Everyone knows that oxygen is necessary for life, but did you know that it can also produce harmful molecules called oxidants?
These can be produced by our bodies internally (as part of the process of oxidation, which leads to the production of chemicals called free radicals), as well as found in the atmosphere. In fact, levels have increased drastically over the years due to pollution, contributing to ill health and disease.
Antioxidants are natural compounds, found in certain foods, that can help to neutralise free radicals.
What are free radicals and how do antioxidants work?
The processes by which we take in nutrients and energy from food is complex. For the most part, with trillions of cells working synergistically in our bodies, things work as they should. However, like everything else, the human body can falter, especially as we grow older.
One biological process that is not yet fully understood, is the interaction between free radicals and antioxidants. The body uses oxygen as it breaks down food and creates energy for cells; oxidant generation is part of the normal metabolism of many types of cells. This process releases free radical particles that can damage DNA and cell structure.
In fact, free radicals are produced from many of the body's everyday stresses, such as inflammation, illness, poor diet, smoking and alcohol intake. There are also external sources, which (other than pollution, already mentioned above) include exercise and ultraviolet light.
Free radicals are unstable molecules that try to "steal" electrons from nearby molecules in an attempt to stabilise. This renders those molecules unstable themselves, which in turn causes them to seek out electrons from others - and so a vicious cycle is created whereby more and more free radicals are created.
Antioxidants are thought to be able to re-balance things, because they are stable with or without the extra electron.
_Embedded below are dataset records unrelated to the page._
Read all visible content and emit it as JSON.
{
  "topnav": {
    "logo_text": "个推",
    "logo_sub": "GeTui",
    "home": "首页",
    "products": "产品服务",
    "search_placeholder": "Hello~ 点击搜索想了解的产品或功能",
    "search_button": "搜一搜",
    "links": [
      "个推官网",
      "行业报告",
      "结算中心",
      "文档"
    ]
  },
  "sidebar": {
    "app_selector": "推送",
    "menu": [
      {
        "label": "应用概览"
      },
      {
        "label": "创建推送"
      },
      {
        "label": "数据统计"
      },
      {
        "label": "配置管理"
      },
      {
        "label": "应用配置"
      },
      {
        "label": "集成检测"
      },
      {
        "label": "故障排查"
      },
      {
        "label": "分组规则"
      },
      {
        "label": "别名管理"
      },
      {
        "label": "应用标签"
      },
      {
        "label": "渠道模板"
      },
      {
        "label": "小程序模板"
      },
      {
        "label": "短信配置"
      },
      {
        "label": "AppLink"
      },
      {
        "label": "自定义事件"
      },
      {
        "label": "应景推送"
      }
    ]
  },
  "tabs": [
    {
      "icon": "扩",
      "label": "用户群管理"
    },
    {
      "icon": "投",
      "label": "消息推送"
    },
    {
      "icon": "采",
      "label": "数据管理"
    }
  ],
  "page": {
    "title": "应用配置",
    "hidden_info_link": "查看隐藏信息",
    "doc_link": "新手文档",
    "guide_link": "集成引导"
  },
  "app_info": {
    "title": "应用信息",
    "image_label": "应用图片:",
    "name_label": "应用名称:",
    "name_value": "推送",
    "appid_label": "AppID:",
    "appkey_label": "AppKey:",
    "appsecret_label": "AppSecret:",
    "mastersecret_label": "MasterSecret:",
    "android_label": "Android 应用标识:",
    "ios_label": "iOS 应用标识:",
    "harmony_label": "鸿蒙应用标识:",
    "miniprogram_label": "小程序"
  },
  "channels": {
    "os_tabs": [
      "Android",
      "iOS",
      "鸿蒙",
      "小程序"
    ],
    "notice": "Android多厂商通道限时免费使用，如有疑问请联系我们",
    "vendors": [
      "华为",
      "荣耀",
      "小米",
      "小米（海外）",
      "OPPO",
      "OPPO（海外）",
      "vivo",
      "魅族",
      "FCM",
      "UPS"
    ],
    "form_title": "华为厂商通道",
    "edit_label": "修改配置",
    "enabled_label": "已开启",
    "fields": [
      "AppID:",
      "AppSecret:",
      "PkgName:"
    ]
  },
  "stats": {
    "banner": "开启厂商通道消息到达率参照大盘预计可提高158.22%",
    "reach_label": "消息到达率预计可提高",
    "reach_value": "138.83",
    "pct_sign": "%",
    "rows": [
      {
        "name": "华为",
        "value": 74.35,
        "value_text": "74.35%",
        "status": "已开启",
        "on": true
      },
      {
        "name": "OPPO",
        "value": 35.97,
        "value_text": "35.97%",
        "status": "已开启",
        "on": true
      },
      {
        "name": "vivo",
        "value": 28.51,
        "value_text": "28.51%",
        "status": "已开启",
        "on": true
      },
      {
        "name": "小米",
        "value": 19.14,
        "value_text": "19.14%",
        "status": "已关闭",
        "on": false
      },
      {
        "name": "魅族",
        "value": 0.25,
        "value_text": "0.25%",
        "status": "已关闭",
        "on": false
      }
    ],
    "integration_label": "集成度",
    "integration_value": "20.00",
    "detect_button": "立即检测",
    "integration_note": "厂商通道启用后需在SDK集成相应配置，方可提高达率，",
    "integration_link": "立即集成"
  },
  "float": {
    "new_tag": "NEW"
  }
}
In this way, they can stop the cycle caused by free agents and help to prevent cellular damage.
Antioxidants are not created by our bodies, so they must be sourced from the diet on a regular basis, from antioxidant-rich foods and/or antioxidant supplements.
Antioxidants are found in abundance in natural whole foods, such as plants, fruits, grains, pulses, vegetables and even some animal products. They can take the form of vitamins, minerals, enzymes, carotenoids and polyphenols, among others, and tend to contain highly coloured natural pigments, which give them a bright appearance.
For example, food plants rich in anthocyanins - a type of antioxidant pigment - include blueberries, raspberries, black rice and black soybean. There's also the deep red of cherries and of tomatoes; the orange of carrots; the yellow of corn, mangos, and saffron; and the blue-purple of blackberries and grapes.
Some of nature's most potent vitamin antioxidants include:
- vitamin C, perhaps most notorious for being present in citrus fruits, but also found in other foods such as rosehips, blackcurrants, parsley and cherries.
- vitamin E, found in nuts and whole grains (oatmeal, rye and barley for example).
- vitamin A (including its precursor beta carotene), found in foods like carrots, liver and fish oils.